The teen pleaded guilty to both felony charges against him. He's awaiting sentencing in Illinois. He has also pleaded guilty to two felony theft charges in Iowa. But before he was even sentenced for those, he was charged with stealing more cars while also wearing a GPS ankle bracelet. Those charges are pending. Scott County's Juvenile Prosecutor Dion Trowers said they can't help the kids until the court process finishes.

"We can't start the programming until a juvenile has been sentenced," said Trowers.

He also told us the younger ages of these kids has become even more challenging.

"You're exposing them to kids that have more of a criminal history, criminal background," said Trowers.

Rock Island County statistics show the age group of kids connected to car thefts has shifted into 12, 13 and 14-year-olds. Scott County has seen a similar trend. TV-6 Investigates saw a 12-year-old in Church's courtroom wearing a sweatshirt affiliated with a local gang. His Facebook profile lists the same gang symbols we saw on the other teen's page.

The 12-year-old pleaded guilty to burglary and escape, after stealing a purse from an unlocked car in Rock Island and cutting off the ankle bracelet he was issued previously. His age worries outside experts like Western Illinois University Professor Barry McCrary, who spent years working in Pennsylvania's juvenile justice systems.

"The earlier a young person starts committing crimes, the likelihood of them committing crimes as an adult increases dramatically," said McCrary.

Church said it's harder to treat younger kids.

"Not all the services that we have available are geared to somebody who might be 12 or 13 years old, you might be thinking more like 15 or 16," said Church.

Both Iowa and Illinois limit what types of crimes a child must commit and how old a child is before they're even allowed to be sent to juvenile institutions. Church said judges have to weigh a number of factors before they can send a minor anywhere.

"Before you take a child or a minor in this case out of the home, you have to look at all the available options for services before that's done," said Church.

McCrary said that's good policy to help prevent young children from becoming institutionalized.

"You might have subconsciously learned that you can function in prison, in jail, in the detention center, because you've been in that environment," said McCrary.

Church hopes this car theft fad is over.

"My experience has been there are some phases that tend to happen and then to a certain extent, tend to run their course, let's hope this has run its course," said Church.

There may be hope for some kids involved in such trends.
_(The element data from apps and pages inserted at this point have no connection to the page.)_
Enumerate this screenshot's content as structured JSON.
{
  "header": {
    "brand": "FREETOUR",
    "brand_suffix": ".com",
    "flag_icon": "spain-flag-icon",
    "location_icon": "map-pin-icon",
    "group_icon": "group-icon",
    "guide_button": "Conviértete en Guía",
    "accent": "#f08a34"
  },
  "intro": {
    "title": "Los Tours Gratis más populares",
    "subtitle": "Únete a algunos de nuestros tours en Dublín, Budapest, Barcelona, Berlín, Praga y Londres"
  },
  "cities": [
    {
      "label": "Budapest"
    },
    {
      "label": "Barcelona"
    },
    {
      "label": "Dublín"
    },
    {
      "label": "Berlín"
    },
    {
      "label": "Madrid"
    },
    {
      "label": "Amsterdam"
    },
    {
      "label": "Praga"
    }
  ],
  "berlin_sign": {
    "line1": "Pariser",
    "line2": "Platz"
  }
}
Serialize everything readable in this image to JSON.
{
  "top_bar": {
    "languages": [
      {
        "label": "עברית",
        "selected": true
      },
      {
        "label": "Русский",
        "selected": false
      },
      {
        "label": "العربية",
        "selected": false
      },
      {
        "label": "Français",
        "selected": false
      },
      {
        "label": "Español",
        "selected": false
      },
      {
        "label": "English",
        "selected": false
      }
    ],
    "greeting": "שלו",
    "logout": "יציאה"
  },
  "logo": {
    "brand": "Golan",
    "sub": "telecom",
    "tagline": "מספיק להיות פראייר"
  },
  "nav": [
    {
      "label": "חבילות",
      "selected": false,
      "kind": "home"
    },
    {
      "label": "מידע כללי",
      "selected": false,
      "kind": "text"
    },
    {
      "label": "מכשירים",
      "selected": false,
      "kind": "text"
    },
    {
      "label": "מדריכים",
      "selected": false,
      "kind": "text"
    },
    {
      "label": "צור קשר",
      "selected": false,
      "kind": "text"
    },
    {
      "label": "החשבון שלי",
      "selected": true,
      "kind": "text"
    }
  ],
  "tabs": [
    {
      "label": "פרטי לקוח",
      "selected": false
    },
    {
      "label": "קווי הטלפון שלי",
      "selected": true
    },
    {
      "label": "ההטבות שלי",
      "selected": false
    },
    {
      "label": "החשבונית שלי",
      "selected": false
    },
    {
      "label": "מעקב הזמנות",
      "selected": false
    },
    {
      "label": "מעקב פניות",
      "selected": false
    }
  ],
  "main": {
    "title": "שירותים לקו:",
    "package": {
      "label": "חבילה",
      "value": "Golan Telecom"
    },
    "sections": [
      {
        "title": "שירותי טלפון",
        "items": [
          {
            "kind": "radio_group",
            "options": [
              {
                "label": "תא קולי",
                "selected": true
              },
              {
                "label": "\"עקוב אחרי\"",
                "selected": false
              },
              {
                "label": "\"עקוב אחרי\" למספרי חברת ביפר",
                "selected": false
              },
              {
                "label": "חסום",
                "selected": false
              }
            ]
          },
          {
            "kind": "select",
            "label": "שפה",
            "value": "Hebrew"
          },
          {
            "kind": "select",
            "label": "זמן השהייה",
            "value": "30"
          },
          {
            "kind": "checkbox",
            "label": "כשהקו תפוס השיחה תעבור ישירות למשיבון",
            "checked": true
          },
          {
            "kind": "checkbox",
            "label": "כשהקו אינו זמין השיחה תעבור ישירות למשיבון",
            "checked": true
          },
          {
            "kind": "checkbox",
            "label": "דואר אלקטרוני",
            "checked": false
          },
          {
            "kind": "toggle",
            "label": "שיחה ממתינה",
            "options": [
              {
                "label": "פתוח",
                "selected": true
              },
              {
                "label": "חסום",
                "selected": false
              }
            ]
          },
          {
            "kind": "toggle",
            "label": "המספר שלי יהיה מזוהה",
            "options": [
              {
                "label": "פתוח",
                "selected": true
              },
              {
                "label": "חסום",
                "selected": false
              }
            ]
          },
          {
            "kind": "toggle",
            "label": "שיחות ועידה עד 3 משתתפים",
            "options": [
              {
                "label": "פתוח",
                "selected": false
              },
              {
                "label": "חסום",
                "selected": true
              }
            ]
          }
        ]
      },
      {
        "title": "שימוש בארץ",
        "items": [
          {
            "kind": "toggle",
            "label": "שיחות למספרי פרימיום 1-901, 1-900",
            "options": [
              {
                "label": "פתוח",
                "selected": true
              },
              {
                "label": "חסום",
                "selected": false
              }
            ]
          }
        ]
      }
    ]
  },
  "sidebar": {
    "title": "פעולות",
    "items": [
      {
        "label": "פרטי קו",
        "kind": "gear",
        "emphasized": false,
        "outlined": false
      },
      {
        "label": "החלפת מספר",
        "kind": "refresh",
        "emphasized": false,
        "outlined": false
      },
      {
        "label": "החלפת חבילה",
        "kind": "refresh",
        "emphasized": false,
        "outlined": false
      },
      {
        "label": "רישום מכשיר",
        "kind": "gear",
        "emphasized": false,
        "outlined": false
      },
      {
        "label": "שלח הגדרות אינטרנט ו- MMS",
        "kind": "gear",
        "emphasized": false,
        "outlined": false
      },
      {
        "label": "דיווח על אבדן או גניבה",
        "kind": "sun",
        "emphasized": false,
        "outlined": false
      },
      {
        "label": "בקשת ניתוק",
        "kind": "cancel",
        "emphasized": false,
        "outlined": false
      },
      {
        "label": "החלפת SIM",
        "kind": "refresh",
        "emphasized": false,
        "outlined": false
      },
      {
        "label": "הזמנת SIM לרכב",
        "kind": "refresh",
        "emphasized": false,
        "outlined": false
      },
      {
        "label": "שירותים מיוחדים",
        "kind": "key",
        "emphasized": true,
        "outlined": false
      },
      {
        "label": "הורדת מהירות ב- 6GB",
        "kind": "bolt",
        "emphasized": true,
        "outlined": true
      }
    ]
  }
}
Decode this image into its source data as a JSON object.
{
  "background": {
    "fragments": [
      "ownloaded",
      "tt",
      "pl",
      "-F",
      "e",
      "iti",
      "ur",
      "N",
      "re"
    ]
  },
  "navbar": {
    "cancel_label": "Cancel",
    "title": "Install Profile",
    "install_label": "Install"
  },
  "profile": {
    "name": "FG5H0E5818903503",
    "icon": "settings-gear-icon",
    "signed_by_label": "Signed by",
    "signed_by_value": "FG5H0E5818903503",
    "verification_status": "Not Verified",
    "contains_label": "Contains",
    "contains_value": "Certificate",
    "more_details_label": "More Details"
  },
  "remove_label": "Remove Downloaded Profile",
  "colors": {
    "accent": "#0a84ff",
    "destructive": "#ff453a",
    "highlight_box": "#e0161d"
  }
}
We saw one other juvenile in Church's courtroom. His Facebook profile also shows the same gang symbols and the same types of pictures we saw with the other two kids. He pleaded guilty to driving a stolen car. Church sentenced him to two years probation and a term at Arrowhead Youth and Family services.

But during the hearing, Church reviewed the teen's behavior reports from the juvenile jail and a temporary stay at Arrowhead. Church told him they were some of the best he's ever seen and encouraged him to keep it up.